TASK DIRECTIONS >> Report the number of lines of the listing below containing the string "this", with nothing added.

INPUT DATA >>
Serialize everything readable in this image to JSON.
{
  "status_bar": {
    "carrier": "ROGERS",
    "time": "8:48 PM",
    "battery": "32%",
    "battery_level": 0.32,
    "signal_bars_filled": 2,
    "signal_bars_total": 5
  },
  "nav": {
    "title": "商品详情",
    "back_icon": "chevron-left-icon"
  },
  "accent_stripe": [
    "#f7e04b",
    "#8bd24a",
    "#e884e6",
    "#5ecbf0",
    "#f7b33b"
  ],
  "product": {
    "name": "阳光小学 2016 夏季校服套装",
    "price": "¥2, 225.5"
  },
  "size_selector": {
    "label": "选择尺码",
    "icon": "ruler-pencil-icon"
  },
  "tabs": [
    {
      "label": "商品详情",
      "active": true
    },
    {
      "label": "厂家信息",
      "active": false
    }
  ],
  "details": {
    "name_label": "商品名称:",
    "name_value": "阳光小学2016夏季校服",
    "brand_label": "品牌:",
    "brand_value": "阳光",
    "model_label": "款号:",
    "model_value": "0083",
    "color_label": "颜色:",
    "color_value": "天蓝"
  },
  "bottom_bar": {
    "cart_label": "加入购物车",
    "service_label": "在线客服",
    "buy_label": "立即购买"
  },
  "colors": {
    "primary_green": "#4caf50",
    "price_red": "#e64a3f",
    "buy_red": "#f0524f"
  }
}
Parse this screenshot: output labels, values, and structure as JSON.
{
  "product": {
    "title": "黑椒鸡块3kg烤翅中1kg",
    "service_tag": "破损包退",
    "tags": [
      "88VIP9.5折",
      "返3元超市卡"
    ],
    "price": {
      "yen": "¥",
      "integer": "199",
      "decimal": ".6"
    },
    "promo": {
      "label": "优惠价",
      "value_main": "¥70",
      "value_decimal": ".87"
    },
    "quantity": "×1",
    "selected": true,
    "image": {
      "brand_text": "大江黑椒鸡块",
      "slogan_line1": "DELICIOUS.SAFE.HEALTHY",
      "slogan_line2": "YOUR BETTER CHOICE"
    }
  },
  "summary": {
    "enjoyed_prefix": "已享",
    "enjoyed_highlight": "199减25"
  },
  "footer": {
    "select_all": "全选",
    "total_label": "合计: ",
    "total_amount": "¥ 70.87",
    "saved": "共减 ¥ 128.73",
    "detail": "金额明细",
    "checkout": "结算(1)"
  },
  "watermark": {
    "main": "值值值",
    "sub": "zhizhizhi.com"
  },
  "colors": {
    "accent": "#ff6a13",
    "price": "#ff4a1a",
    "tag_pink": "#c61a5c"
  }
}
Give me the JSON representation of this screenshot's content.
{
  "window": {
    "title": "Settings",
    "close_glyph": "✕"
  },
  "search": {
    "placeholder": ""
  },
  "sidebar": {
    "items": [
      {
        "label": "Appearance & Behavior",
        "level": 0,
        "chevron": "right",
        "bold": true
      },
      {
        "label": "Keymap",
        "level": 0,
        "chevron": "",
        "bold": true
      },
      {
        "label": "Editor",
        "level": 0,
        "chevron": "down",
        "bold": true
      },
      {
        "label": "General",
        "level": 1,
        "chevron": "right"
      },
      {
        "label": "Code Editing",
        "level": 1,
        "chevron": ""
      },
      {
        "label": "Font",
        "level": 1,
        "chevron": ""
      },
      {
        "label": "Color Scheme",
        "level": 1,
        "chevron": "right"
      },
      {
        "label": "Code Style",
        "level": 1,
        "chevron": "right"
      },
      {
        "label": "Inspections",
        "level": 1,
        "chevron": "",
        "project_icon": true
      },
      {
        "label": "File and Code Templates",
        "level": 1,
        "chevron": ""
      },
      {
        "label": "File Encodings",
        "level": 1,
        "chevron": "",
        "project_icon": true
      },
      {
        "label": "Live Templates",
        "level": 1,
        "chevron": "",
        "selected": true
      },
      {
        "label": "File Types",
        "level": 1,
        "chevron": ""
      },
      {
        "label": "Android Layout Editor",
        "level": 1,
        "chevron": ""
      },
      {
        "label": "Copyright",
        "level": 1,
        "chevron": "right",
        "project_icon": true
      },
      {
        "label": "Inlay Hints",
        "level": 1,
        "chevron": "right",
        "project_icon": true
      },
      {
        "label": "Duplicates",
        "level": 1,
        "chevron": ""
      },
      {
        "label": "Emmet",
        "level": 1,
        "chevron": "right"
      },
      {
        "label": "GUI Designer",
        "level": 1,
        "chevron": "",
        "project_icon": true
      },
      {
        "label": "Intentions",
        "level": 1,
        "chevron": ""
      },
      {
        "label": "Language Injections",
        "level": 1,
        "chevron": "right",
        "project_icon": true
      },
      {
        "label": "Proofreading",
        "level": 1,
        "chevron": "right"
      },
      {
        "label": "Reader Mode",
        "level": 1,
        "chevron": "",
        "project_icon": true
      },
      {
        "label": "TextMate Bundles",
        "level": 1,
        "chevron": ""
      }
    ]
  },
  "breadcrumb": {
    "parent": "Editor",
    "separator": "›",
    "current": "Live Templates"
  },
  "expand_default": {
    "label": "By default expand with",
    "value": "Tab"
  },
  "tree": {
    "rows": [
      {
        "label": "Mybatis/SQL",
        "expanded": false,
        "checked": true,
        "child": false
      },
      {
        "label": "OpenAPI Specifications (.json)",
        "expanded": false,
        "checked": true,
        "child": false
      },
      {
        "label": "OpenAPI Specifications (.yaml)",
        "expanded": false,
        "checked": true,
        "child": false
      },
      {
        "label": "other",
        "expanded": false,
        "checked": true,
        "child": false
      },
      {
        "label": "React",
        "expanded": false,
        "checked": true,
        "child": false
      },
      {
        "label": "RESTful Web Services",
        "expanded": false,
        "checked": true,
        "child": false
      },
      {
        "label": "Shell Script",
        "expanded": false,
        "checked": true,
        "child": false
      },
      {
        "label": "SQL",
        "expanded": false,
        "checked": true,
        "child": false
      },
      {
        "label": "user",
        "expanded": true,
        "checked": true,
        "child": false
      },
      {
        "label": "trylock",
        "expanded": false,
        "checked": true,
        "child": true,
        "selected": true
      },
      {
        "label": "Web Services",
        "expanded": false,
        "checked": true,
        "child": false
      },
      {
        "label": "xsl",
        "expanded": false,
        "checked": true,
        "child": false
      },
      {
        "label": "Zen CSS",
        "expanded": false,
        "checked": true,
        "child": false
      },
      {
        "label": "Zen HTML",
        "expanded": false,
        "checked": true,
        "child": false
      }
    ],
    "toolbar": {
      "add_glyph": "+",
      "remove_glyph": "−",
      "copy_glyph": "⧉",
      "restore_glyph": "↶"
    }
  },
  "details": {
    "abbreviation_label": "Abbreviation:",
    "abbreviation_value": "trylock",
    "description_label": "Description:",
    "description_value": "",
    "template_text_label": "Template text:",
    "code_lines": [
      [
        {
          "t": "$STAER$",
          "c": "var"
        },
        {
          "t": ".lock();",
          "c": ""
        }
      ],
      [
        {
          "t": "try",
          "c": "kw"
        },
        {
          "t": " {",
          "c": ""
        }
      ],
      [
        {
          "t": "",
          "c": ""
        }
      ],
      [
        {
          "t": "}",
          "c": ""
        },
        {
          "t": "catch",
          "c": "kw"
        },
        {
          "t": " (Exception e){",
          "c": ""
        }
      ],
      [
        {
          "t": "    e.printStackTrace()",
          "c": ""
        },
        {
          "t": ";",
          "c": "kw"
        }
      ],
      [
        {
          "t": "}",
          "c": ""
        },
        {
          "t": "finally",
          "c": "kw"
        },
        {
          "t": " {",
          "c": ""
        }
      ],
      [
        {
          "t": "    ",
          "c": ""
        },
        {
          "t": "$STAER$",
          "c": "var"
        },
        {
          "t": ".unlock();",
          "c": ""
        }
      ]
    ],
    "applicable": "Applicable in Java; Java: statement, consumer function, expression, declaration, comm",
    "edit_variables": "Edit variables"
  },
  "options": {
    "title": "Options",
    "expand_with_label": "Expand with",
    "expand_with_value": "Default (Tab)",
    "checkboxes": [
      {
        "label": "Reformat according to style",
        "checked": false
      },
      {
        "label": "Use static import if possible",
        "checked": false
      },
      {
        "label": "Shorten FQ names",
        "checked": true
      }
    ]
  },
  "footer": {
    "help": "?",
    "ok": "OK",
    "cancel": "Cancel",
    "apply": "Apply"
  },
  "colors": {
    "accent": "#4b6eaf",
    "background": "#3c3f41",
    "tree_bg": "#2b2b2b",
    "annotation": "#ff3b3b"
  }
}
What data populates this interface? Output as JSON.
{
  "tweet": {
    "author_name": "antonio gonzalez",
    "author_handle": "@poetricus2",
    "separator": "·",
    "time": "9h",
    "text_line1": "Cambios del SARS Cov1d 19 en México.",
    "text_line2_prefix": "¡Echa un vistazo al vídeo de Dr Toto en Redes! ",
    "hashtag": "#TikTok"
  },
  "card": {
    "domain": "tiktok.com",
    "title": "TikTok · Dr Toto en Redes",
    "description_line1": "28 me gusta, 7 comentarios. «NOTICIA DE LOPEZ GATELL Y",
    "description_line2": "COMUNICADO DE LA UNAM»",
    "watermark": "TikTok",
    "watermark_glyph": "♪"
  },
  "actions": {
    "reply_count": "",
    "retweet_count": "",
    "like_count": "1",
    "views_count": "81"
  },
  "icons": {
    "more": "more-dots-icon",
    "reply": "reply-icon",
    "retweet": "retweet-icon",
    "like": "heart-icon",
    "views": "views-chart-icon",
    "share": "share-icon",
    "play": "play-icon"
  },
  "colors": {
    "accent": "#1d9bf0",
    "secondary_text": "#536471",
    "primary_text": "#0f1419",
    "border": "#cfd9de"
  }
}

ANSWER SPACE >> 4